Locate the word "Verknüpfung" in the material, then show every line that holds it.

■ ■ ■ ■ ■ ■ ■

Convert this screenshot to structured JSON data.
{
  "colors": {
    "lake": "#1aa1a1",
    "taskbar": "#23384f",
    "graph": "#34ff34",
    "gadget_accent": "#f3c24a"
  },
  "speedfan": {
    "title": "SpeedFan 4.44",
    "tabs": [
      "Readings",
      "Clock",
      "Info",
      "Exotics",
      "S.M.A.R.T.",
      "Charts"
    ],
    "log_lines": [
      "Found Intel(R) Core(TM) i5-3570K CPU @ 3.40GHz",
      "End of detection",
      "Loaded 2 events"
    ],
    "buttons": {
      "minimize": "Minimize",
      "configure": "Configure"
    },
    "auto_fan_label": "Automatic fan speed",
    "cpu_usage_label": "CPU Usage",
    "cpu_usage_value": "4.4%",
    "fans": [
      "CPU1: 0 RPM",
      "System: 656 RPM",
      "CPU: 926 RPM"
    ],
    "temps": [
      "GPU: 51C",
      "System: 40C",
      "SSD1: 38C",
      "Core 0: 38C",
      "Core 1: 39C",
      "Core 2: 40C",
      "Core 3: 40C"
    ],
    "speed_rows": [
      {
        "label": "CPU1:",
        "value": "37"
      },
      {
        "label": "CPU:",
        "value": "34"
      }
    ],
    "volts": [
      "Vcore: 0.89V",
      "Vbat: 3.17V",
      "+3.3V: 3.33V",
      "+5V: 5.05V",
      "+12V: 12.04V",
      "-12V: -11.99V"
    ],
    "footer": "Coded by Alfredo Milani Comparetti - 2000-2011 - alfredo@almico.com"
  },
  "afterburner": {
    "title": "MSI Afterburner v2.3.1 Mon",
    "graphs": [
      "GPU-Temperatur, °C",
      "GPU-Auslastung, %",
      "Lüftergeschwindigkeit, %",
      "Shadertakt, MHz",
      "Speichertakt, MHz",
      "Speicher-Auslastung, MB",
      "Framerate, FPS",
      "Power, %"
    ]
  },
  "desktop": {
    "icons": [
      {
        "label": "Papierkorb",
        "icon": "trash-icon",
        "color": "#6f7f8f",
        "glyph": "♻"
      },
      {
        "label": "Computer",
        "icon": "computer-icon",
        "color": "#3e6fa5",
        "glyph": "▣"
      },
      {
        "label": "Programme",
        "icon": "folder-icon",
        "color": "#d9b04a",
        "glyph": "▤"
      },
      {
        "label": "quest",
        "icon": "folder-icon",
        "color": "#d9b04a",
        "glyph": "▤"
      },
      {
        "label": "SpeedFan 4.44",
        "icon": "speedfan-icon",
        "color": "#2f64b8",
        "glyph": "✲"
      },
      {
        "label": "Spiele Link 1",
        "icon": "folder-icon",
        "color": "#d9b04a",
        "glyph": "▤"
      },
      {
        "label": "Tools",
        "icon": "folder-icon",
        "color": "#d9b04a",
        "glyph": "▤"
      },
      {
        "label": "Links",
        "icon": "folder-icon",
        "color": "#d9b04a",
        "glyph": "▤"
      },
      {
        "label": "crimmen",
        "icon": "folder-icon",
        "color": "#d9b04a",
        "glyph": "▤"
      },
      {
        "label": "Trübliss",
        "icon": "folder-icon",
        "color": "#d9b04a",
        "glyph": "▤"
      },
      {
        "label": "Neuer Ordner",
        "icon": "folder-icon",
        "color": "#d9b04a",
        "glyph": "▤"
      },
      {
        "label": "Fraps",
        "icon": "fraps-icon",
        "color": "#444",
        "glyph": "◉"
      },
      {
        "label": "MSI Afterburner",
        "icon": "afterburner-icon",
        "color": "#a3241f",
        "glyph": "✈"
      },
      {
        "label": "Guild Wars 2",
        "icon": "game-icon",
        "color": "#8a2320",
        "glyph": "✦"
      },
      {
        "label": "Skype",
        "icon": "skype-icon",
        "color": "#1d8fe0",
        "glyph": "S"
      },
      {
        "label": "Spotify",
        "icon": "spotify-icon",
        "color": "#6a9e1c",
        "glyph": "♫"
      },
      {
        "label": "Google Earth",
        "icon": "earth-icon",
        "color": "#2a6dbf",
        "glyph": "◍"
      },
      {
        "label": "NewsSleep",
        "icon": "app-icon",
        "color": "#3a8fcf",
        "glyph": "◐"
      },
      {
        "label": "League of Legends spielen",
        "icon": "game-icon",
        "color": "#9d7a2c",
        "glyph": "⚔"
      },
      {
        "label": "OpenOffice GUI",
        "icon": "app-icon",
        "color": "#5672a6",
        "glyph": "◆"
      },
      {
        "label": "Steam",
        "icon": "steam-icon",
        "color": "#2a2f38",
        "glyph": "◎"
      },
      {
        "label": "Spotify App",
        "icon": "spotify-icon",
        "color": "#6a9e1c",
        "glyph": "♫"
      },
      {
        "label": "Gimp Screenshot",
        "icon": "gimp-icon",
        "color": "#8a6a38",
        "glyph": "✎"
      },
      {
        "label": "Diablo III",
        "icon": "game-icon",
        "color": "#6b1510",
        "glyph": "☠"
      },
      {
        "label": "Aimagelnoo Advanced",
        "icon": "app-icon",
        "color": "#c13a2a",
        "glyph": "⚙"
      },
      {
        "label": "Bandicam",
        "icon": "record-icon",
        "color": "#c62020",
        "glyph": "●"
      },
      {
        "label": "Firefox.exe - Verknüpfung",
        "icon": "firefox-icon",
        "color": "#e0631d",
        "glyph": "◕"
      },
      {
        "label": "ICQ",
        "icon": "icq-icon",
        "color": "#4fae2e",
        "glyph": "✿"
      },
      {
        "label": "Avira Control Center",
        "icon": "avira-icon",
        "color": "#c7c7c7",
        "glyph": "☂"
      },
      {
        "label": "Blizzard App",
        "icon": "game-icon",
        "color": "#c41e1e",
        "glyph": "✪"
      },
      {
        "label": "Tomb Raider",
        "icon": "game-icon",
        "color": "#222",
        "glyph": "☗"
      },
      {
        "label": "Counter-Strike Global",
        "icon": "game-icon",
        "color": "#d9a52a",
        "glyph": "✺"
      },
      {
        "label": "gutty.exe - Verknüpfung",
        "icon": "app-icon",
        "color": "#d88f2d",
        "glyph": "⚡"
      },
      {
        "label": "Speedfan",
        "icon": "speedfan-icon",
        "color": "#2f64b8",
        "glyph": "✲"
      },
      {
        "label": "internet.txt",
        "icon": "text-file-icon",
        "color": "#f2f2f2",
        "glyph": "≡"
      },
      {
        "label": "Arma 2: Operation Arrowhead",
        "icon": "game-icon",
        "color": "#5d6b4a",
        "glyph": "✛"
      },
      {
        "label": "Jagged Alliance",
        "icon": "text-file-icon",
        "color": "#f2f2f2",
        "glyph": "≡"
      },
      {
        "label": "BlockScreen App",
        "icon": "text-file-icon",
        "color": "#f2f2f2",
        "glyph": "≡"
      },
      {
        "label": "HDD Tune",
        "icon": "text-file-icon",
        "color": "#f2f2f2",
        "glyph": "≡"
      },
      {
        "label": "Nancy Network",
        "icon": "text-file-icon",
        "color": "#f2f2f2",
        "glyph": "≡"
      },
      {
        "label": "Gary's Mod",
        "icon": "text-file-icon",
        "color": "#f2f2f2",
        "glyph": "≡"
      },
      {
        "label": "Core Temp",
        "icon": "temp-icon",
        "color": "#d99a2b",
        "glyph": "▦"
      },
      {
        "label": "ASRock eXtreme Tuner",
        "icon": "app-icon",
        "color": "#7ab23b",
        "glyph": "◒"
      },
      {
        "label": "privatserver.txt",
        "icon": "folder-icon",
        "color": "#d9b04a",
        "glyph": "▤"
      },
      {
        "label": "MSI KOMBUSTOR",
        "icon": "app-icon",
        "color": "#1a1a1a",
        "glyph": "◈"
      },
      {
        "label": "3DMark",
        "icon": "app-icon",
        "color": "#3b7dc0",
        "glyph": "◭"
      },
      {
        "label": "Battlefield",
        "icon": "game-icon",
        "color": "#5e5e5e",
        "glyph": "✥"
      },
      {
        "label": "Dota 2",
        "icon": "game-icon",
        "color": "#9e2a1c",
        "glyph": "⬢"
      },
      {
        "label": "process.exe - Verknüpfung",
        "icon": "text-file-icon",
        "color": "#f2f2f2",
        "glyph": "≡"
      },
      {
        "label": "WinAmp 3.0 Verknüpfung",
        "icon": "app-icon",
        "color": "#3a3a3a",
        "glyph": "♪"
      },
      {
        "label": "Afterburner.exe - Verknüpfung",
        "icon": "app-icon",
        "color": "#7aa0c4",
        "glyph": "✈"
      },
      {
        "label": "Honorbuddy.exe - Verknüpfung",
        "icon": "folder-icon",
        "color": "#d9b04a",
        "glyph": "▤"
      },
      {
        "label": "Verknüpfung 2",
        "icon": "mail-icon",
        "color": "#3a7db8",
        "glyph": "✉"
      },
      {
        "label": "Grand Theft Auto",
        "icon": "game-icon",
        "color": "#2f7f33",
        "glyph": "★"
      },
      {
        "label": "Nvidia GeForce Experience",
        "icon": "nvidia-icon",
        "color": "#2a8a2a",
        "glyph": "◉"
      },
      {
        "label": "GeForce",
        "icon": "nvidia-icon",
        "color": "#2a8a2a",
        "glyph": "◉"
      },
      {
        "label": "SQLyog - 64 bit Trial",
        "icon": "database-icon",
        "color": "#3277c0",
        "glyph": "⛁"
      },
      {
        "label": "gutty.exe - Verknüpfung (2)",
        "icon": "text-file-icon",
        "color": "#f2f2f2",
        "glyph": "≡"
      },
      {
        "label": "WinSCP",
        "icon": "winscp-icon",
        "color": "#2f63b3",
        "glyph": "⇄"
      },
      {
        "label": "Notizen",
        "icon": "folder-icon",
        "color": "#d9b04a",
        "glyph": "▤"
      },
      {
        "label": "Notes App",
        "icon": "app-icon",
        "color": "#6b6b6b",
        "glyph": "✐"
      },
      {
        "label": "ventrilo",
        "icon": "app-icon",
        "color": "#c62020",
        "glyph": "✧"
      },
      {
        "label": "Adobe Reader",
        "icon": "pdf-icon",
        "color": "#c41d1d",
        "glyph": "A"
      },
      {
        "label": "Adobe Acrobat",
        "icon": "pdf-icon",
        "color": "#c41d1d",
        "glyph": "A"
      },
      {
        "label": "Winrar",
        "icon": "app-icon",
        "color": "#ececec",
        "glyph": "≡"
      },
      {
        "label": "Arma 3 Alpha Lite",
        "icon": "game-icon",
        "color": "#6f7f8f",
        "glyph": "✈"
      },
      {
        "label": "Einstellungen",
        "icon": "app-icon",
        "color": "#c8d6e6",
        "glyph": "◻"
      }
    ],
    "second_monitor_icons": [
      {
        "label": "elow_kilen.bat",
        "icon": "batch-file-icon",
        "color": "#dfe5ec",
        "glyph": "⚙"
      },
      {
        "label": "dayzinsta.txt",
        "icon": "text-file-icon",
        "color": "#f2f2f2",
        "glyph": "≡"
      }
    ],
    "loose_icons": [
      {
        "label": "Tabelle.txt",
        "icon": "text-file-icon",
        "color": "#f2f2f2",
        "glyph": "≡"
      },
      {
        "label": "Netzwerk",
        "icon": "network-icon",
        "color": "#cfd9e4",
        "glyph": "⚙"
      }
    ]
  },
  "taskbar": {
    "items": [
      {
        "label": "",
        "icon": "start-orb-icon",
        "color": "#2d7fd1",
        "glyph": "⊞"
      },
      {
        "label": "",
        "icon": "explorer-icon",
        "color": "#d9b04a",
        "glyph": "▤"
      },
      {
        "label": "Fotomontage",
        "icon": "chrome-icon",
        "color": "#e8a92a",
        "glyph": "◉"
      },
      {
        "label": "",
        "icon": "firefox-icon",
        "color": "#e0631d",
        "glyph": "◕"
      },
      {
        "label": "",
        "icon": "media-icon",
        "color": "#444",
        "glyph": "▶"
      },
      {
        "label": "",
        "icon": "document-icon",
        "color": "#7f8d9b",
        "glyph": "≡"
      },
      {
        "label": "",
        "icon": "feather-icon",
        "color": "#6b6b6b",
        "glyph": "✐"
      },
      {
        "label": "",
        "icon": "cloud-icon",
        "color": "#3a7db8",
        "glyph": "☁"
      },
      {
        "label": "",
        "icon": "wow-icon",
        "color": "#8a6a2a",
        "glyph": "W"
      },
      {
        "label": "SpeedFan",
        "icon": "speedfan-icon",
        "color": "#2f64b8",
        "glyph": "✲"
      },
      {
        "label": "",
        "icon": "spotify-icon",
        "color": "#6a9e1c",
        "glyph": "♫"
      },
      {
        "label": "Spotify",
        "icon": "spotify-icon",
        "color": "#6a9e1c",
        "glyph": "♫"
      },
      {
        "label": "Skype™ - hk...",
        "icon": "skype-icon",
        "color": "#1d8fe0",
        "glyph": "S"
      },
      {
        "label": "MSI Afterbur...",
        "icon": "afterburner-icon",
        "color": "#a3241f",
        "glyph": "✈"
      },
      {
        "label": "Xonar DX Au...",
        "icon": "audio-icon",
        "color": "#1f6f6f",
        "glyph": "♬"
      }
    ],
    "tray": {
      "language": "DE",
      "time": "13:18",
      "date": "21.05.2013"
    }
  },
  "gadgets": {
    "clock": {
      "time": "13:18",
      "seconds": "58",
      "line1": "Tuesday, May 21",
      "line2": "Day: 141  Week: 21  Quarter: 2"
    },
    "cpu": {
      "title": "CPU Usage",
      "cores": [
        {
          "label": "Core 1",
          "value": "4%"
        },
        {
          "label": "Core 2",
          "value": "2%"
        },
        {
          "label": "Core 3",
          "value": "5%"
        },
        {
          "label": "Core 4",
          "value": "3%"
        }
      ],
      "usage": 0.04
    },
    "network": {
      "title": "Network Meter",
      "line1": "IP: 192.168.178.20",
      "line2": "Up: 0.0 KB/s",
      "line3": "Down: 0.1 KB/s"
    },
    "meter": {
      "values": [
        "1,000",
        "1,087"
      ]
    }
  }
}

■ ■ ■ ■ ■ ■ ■

### [Exercise answer]
        "label": "Firefox.exe - Verknüpfung",
        "label": "gutty.exe - Verknüpfung",
        "label": "process.exe - Verknüpfung",
        "label": "WinAmp 3.0 Verknüpfung",
        "label": "Afterburner.exe - Verknüpfung",
        "label": "Honorbuddy.exe - Verknüpfung",
        "label": "Verknüpfung 2",
        "label": "gutty.exe - Verknüpfung (2)",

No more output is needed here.